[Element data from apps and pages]

·····

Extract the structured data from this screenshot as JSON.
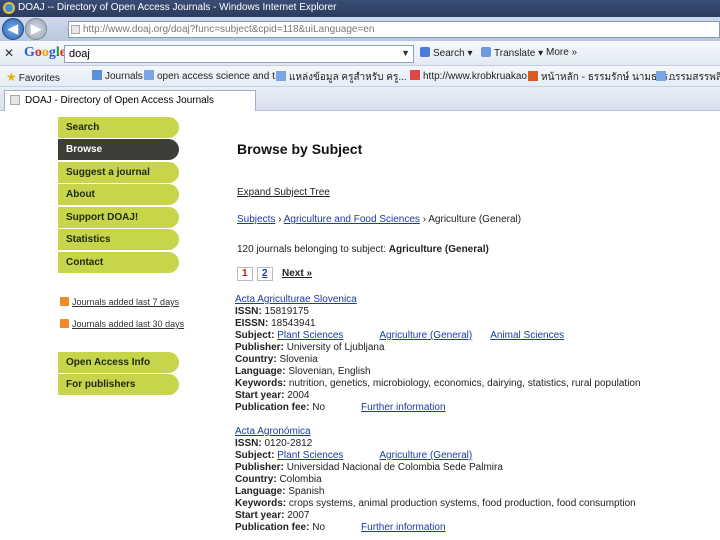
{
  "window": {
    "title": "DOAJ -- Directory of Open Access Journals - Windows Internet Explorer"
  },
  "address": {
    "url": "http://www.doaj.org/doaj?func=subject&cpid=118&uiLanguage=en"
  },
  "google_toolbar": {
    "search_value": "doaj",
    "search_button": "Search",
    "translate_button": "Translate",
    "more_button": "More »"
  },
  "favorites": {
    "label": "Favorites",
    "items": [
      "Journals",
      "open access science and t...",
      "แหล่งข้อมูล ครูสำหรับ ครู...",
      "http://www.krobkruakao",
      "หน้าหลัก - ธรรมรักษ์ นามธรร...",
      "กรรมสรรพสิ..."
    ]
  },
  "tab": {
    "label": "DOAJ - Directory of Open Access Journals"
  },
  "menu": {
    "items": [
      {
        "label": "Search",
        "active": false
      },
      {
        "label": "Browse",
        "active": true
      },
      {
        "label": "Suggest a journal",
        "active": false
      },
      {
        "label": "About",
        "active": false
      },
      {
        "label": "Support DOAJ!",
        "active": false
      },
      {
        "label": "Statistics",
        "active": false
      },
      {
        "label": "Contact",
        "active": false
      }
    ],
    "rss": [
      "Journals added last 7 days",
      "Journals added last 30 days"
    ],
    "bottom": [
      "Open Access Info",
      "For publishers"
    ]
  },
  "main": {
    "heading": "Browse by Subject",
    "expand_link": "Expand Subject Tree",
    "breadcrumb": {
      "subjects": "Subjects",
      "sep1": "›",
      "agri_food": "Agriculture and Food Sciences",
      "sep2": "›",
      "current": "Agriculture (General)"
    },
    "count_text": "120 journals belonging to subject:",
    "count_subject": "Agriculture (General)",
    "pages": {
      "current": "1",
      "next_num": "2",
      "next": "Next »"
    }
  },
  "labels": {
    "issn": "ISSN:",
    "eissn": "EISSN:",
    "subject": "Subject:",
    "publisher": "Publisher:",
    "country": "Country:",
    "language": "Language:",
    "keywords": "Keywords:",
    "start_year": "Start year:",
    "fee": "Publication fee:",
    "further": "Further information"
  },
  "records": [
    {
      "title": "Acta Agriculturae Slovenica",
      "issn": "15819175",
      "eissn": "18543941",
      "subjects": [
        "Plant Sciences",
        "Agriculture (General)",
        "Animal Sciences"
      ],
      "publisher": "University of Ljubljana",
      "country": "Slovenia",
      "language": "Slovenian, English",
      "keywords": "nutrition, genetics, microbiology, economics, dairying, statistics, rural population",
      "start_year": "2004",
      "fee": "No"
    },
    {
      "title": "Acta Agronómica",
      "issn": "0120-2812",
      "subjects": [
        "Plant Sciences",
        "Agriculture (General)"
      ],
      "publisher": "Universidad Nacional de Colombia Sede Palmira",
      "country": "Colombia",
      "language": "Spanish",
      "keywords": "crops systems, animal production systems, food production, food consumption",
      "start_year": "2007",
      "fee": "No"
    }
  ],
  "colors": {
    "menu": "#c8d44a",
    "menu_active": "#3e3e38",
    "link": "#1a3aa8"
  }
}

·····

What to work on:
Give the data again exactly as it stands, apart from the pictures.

Answer box:
Extract the structured data from this screenshot as JSON.
{
  "window": {
    "title": "DOAJ -- Directory of Open Access Journals - Windows Internet Explorer"
  },
  "address": {
    "url": "http://www.doaj.org/doaj?func=subject&cpid=118&uiLanguage=en"
  },
  "google_toolbar": {
    "search_value": "doaj",
    "search_button": "Search",
    "translate_button": "Translate",
    "more_button": "More »"
  },
  "favorites": {
    "label": "Favorites",
    "items": [
      "Journals",
      "open access science and t...",
      "แหล่งข้อมูล ครูสำหรับ ครู...",
      "http://www.krobkruakao",
      "หน้าหลัก - ธรรมรักษ์ นามธรร...",
      "กรรมสรรพสิ..."
    ]
  },
  "tab": {
    "label": "DOAJ - Directory of Open Access Journals"
  },
  "menu": {
    "items": [
      {
        "label": "Search",
        "active": false
      },
      {
        "label": "Browse",
        "active": true
      },
      {
        "label": "Suggest a journal",
        "active": false
      },
      {
        "label": "About",
        "active": false
      },
      {
        "label": "Support DOAJ!",
        "active": false
      },
      {
        "label": "Statistics",
        "active": false
      },
      {
        "label": "Contact",
        "active": false
      }
    ],
    "rss": [
      "Journals added last 7 days",
      "Journals added last 30 days"
    ],
    "bottom": [
      "Open Access Info",
      "For publishers"
    ]
  },
  "main": {
    "heading": "Browse by Subject",
    "expand_link": "Expand Subject Tree",
    "breadcrumb": {
      "subjects": "Subjects",
      "sep1": "›",
      "agri_food": "Agriculture and Food Sciences",
      "sep2": "›",
      "current": "Agriculture (General)"
    },
    "count_text": "120 journals belonging to subject:",
    "count_subject": "Agriculture (General)",
    "pages": {
      "current": "1",
      "next_num": "2",
      "next": "Next »"
    }
  },
  "labels": {
    "issn": "ISSN:",
    "eissn": "EISSN:",
    "subject": "Subject:",
    "publisher": "Publisher:",
    "country": "Country:",
    "language": "Language:",
    "keywords": "Keywords:",
    "start_year": "Start year:",
    "fee": "Publication fee:",
    "further": "Further information"
  },
  "records": [
    {
      "title": "Acta Agriculturae Slovenica",
      "issn": "15819175",
      "eissn": "18543941",
      "subjects": [
        "Plant Sciences",
        "Agriculture (General)",
        "Animal Sciences"
      ],
      "publisher": "University of Ljubljana",
      "country": "Slovenia",
      "language": "Slovenian, English",
      "keywords": "nutrition, genetics, microbiology, economics, dairying, statistics, rural population",
      "start_year": "2004",
      "fee": "No"
    },
    {
      "title": "Acta Agronómica",
      "issn": "0120-2812",
      "subjects": [
        "Plant Sciences",
        "Agriculture (General)"
      ],
      "publisher": "Universidad Nacional de Colombia Sede Palmira",
      "country": "Colombia",
      "language": "Spanish",
      "keywords": "crops systems, animal production systems, food production, food consumption",
      "start_year": "2007",
      "fee": "No"
    }
  ],
  "colors": {
    "menu": "#c8d44a",
    "menu_active": "#3e3e38",
    "link": "#1a3aa8"
  }
}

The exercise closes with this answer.